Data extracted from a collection
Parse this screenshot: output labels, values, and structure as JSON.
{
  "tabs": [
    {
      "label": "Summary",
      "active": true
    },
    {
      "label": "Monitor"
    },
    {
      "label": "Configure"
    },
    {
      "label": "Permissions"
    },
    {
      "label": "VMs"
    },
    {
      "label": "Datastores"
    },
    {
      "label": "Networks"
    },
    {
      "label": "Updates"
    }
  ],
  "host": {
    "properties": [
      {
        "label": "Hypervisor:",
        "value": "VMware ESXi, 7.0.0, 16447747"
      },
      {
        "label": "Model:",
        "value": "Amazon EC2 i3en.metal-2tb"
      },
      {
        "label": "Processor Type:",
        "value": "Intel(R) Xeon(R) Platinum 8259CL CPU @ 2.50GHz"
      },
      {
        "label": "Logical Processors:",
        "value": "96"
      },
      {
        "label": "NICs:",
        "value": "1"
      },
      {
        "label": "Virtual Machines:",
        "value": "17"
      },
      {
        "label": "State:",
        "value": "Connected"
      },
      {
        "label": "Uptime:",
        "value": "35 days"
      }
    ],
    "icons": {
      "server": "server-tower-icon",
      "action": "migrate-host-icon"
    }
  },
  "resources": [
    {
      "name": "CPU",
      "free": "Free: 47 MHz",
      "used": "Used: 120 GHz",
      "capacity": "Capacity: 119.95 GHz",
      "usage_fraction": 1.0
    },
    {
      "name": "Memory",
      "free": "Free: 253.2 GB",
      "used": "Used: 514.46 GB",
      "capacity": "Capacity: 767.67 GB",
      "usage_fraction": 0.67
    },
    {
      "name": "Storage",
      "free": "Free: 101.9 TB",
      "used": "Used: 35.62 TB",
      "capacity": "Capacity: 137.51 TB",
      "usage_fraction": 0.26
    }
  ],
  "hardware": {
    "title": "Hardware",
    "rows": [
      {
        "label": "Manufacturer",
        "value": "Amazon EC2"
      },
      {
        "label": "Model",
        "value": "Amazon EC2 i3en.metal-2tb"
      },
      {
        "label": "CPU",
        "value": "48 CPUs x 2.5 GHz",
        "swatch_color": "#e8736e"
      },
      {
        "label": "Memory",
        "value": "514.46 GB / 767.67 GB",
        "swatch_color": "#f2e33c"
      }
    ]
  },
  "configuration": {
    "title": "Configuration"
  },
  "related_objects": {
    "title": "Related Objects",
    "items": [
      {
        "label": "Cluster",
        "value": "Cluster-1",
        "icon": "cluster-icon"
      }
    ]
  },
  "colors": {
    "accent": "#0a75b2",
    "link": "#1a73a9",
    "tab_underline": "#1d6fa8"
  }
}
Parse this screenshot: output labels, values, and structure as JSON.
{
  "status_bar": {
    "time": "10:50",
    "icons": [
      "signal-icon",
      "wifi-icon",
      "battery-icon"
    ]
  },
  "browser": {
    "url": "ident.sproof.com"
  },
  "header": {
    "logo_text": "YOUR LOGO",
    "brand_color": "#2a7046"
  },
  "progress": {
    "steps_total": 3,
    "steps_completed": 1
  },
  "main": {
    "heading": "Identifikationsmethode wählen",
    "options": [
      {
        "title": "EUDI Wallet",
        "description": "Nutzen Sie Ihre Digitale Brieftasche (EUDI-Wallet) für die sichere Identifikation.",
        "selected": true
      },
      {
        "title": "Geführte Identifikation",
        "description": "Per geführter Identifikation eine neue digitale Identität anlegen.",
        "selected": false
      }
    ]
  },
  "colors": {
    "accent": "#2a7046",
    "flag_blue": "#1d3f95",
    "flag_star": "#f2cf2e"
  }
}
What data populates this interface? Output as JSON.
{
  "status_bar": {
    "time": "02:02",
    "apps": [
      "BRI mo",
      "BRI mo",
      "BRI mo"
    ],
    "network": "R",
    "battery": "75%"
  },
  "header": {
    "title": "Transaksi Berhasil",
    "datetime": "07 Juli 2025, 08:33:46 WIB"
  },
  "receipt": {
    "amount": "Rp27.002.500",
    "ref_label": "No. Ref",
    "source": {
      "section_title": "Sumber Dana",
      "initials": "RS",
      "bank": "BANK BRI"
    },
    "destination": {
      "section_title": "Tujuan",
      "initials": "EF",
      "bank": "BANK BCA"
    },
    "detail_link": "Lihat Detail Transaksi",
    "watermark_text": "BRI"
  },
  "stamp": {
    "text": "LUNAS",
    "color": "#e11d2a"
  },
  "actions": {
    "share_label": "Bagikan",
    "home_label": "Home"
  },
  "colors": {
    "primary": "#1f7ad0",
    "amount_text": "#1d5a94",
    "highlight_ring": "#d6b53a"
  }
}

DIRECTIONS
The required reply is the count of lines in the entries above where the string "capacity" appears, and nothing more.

EXERCISE OUTPUT
3